Why Spam Is Not Good (Reason #132)
Recently our list hosting service Silverquick came under a spam attack. There was no customary warning shot over the bow. Suddenly Silverquick received thousands of spam causing the server to heave and then crash under the weight of this attack.
One of the lists on Silverquick, the Titanic-Discuss mailing list (which incidentally I administer) was also a target. Since the list is a closed list (only subscribers can post) the list itself was unaffected. But Silverquick was knocked off-line because the sheer numbers were so large that the servers could not handle it.
It is this kind of activity that so turns people against uce. For Silverquick which is a small English list hosting service, it was pure hell. Spammers have no friends at Silverquick.
Reprinted with permission by:
Mark Taylor <firstname.lastname@example.org>
Your News Source For Internet Fraud Schemes
August 1, 1997
Volume 1, Issue #10
Read your Internet ScamBuster #16, and it's interesting.
What I did to unsolicited e-mail with autoresponder: point to 2nd autoresponder (from another unsolicited e-mail) -- also, my identity has to be changed to first autoresponder address.
Anyway, it works. This ends up with infinite loop between two autoresponders.
PS: Some autoresponders restrict to send to identical address down to 20 mails.
I received the below unsolicited message just the day after the nospam newsgroup quoted your newsletter.

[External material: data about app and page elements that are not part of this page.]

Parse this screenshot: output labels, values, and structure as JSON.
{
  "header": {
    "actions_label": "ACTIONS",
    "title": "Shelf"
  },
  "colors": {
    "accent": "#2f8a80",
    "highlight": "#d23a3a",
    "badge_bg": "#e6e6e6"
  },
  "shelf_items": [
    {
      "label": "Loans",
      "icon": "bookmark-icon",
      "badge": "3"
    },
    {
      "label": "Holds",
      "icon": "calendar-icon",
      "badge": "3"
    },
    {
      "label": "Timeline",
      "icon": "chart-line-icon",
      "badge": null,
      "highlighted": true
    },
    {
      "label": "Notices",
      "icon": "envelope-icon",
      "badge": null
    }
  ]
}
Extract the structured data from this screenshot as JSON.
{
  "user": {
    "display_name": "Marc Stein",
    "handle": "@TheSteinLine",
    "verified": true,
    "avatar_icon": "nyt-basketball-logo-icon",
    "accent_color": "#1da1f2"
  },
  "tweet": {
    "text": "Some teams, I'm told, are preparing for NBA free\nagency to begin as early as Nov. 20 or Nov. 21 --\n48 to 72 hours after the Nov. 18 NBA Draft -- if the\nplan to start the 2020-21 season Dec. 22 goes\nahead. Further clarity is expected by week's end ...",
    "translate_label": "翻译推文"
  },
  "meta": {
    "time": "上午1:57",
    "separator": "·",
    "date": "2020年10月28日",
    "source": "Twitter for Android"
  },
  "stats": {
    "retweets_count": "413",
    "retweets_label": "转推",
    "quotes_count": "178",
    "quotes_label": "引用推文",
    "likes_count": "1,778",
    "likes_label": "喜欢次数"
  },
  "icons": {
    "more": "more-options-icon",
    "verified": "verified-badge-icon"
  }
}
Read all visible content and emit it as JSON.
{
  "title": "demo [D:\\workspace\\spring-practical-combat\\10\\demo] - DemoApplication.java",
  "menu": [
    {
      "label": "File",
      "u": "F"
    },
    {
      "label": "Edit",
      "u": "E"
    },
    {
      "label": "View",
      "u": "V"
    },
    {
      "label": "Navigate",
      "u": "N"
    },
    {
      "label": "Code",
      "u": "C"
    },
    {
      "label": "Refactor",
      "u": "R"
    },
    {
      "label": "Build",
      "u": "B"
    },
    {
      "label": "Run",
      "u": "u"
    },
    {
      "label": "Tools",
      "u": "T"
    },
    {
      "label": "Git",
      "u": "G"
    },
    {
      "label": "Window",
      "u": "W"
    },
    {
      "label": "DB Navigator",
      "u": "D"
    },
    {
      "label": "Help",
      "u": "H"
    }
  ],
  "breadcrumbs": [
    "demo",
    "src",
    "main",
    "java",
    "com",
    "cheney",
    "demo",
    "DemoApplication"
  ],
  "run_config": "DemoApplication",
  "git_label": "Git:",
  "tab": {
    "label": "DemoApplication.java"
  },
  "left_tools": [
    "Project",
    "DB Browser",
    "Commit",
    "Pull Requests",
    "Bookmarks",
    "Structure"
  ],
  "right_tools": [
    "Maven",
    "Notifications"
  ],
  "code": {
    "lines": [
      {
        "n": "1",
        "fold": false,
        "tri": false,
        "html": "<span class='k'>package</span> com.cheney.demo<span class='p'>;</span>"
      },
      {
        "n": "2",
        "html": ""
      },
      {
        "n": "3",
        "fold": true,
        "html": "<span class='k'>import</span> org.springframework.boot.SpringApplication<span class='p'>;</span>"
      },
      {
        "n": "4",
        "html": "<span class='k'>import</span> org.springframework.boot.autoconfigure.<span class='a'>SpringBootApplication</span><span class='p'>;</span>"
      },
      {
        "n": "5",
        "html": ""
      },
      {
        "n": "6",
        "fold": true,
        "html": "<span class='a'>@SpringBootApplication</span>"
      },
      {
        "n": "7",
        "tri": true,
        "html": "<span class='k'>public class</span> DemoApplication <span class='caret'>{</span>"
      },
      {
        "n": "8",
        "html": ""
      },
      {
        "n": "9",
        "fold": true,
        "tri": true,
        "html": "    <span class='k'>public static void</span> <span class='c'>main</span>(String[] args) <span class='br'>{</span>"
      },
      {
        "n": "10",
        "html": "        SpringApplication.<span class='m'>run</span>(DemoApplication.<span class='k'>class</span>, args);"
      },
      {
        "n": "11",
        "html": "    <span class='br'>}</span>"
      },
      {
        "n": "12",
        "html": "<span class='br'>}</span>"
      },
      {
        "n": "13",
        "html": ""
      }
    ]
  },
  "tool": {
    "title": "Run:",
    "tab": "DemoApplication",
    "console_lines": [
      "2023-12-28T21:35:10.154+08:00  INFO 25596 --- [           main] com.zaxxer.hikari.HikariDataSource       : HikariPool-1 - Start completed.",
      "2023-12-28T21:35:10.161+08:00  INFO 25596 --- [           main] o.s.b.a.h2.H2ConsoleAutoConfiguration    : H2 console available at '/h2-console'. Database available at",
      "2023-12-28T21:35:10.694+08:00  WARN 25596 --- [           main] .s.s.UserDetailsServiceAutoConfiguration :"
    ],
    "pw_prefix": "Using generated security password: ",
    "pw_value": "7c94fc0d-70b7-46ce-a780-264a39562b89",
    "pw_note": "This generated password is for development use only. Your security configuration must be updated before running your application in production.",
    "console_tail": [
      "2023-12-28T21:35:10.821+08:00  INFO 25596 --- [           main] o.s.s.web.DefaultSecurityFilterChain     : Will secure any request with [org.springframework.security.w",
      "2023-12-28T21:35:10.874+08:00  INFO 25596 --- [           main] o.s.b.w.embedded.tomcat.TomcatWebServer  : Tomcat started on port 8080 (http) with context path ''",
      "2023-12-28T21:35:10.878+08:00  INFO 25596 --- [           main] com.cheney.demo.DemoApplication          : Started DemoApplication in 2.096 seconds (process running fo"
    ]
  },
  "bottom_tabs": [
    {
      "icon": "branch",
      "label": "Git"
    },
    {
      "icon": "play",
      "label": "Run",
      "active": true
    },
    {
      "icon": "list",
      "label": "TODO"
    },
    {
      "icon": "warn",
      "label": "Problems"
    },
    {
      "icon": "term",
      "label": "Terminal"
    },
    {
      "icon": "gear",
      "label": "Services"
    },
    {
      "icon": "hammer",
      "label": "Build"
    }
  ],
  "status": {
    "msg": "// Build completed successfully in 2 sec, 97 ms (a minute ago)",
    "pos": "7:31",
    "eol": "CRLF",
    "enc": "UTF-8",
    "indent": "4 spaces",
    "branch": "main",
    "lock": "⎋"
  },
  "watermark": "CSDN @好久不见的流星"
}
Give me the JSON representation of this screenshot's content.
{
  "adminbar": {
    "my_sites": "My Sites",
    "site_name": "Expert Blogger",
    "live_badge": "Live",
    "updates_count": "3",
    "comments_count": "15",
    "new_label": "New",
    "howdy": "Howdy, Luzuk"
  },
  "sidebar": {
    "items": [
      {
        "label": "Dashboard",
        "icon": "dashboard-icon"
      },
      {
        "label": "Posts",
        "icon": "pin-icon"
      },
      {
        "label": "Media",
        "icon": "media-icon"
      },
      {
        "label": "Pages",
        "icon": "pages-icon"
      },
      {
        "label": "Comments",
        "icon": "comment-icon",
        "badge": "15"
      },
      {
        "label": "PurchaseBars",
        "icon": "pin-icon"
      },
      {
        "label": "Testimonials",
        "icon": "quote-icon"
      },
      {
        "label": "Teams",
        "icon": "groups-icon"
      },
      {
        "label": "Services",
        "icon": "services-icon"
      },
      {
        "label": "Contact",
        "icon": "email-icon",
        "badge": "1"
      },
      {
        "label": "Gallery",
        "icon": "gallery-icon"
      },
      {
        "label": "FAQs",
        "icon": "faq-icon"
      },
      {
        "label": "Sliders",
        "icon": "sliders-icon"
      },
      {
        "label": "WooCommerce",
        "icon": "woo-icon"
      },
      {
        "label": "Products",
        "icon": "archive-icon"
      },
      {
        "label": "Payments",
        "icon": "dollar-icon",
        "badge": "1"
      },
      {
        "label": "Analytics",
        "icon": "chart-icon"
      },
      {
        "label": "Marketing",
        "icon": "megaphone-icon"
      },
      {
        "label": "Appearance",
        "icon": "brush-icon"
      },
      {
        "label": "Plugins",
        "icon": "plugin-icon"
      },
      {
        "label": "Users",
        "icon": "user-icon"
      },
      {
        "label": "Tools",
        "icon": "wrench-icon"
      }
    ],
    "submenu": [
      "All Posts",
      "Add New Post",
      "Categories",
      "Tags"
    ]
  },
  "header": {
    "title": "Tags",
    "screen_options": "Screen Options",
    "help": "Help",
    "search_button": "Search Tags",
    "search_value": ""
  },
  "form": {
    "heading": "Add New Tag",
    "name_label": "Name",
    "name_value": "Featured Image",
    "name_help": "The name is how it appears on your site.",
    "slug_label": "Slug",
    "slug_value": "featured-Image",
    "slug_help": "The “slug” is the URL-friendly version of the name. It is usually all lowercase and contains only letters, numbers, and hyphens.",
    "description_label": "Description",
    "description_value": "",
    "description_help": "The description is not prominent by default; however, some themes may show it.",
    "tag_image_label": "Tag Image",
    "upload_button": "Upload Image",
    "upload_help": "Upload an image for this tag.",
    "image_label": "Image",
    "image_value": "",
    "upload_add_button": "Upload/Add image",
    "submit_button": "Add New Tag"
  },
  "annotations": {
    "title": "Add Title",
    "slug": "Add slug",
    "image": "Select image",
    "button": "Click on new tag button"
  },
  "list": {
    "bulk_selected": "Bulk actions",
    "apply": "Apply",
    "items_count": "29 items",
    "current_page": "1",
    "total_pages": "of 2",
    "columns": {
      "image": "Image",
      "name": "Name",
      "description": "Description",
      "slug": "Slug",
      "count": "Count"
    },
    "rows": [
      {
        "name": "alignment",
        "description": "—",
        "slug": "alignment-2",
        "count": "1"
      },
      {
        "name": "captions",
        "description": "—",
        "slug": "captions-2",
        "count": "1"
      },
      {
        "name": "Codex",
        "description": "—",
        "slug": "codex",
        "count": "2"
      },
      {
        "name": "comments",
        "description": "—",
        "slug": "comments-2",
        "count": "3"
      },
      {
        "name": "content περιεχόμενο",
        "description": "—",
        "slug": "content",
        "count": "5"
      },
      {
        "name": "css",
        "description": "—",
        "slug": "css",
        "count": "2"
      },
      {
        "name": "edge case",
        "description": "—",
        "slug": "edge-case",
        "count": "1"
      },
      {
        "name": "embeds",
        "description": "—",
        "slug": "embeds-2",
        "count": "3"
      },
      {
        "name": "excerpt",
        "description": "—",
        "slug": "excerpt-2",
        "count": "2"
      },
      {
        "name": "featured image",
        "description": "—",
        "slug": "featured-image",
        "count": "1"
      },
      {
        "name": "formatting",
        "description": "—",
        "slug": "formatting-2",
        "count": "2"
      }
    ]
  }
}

Seems worth checking out (as a scam).
Subject: STOP SPAMMING ME!
Reply-To: Catherine Lake <email@example.com>
Are you tired of typing those three words, or remove in the subject line, and hoping someone might honor your request? If you could get rid of 90% of the spam in your mailbox, would you do it?
Few people, service providers included, realize the vast majority of spam is routed through a single point. It is at this one single point that you or your entire domain (business or ISP) are able to be removed from almost every spam list on the Internet. If you, your company, or service provider are serious about stopping spam -- visit our website today at http://www.ctynet.com/stopspam.htm
[From the Editors: This one takes the cake -- a spam to stop spam! Our advice: DON'T sign up for this service.]
From: "Rick Bier" <firstname.lastname@example.org>
Subject: Anti-spam article in the CyberHighway magazine
Here's an excellent article in the most recent issue of the CyberHighway magazine written by our resident spam-hating System Admin. It's in Adobe Postscript format, which I dislike for Web documents. At least it will print pretty.
http://www.cyberhighway.net/mag/pdf/vol2iss1/ (no longer available)
I also use SpamHater to complain to the sender and their ISP and any other address I can gleen from headers, the about spam. I complain politely so I don't utterly shock newbies or innocent bystanders.
Here's where to get SpamHater. Download it from:
From: jonathan young <email@example.com>
Subject: The Spaminator
I've had excellent results with MindSpring's Spaminator (http://www.mindspring.com/acct-mgmt/spam.html).
Granted, you have to be a customer of MindSpring to use it...